Let’s talk about DIY Solar Pool Heater Black Hose. Its that time of year again. The weather is warming up and the kids are ready to jump in the pool but it’s still cold! Here I’m going to tell you about my experience building a DIY Solar Pool Heater Black Hose.
First things first, gather all the materials for your DIY Solar Pool Heater Black Hose. First, material is a 4×8 sheet of treated plywood for use outdoors. You want to pick this up from a local hardware store, the rest of the supplies can be purchased online for convenience. You will also need black hose, we chose Rain Bird irrigation hose at 500 feet length. A pack of 150 zip ties. We drilled through the board and used zip ties to hold the hose to the board, you can see how we did it in the time lapse video below.

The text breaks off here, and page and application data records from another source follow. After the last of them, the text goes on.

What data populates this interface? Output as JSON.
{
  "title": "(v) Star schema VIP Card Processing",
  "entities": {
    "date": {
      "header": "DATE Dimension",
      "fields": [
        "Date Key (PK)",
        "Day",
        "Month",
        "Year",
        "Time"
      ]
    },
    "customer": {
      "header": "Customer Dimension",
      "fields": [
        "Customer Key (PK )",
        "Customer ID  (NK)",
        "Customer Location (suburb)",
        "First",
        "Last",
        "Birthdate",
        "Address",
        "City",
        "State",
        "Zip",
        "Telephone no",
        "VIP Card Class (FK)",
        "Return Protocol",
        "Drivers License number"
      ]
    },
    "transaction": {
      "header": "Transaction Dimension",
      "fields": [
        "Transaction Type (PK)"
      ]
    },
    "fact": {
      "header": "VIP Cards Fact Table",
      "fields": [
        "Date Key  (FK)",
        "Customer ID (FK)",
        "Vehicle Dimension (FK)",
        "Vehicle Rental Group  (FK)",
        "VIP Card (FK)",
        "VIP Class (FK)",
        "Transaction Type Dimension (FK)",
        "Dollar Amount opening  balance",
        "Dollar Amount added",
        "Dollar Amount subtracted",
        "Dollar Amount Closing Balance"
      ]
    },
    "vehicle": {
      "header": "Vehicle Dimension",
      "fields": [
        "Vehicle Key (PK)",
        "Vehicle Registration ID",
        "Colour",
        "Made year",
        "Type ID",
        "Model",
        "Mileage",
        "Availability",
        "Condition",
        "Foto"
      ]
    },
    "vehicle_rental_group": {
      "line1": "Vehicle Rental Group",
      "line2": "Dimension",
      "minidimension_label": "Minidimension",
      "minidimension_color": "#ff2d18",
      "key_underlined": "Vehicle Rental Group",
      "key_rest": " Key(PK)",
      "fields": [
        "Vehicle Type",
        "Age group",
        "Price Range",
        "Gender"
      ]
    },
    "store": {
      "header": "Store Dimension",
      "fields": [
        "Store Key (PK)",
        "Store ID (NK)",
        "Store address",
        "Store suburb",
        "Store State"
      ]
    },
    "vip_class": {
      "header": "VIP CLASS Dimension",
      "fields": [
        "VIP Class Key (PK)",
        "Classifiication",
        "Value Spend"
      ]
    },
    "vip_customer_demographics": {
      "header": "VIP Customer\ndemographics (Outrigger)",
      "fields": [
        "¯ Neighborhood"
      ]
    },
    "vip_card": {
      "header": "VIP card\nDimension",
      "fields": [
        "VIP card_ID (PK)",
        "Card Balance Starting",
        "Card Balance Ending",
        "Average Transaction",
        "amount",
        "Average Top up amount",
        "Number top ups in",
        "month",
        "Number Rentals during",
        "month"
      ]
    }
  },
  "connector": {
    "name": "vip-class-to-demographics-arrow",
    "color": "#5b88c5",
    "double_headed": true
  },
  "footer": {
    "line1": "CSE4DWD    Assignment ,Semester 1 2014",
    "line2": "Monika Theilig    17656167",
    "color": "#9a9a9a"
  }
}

Now managing hose of this length is no joke. You’re going to want to be careful not to get it all twisted and kinked and tangled. Trust me this takes concentration. We began on the outside of the plywood and followed the edges keeping the turns as tight as possible. There was no rhyme or reason to our placement of the cup ties and their corresponding drill holes. You’ll have to make that call as you see how things go. One to two zip ties on the short sides and 2 to 4 on the long sides seemed sufficient.
We were pretty contentious about laying out our black hose pretty cleanly so it took a total of about 8 hours over the course of two weekend mornings to complete it.
Complete DIY Solar Pool Heater Black Hose
We got it finished and drilled a large hole the diameter of the black hose through the center and ran the hose out the back as you can see in the completed images. It made it easier to deal with. We ran the intake portion over to the jet return to the pool and stuck it in there. The exit hose was ran to spill in the pool. The water took about 4 minutes to make it through the 500 feet of hose and when it came out it was warm!! Slowing the flow down by kinking the exit hose was how we controlled the heat. We got it to the point where it was coming out slowly but quite hot.
After a while, using the pool pumps jet return to power it turned out not to work so well. If you tap in to the PVC lines that carry that water Im sure it would work really well but we didn’t want to disturb the pool’s pipes. You can use your own discretion on that part. We needed up getting a cheap 24v variable speed pump to send the water through it. The only reason I chose 24v is because I already had a 24v power supply hanging around unused. You can pick any pump you like. If you come up with a better way, please let us know in the comments, we’re all ears!
All in all, we had a lot of fun and it was an inexpensive project that helped us get the pool up to swimming temperature faster than the neighbors.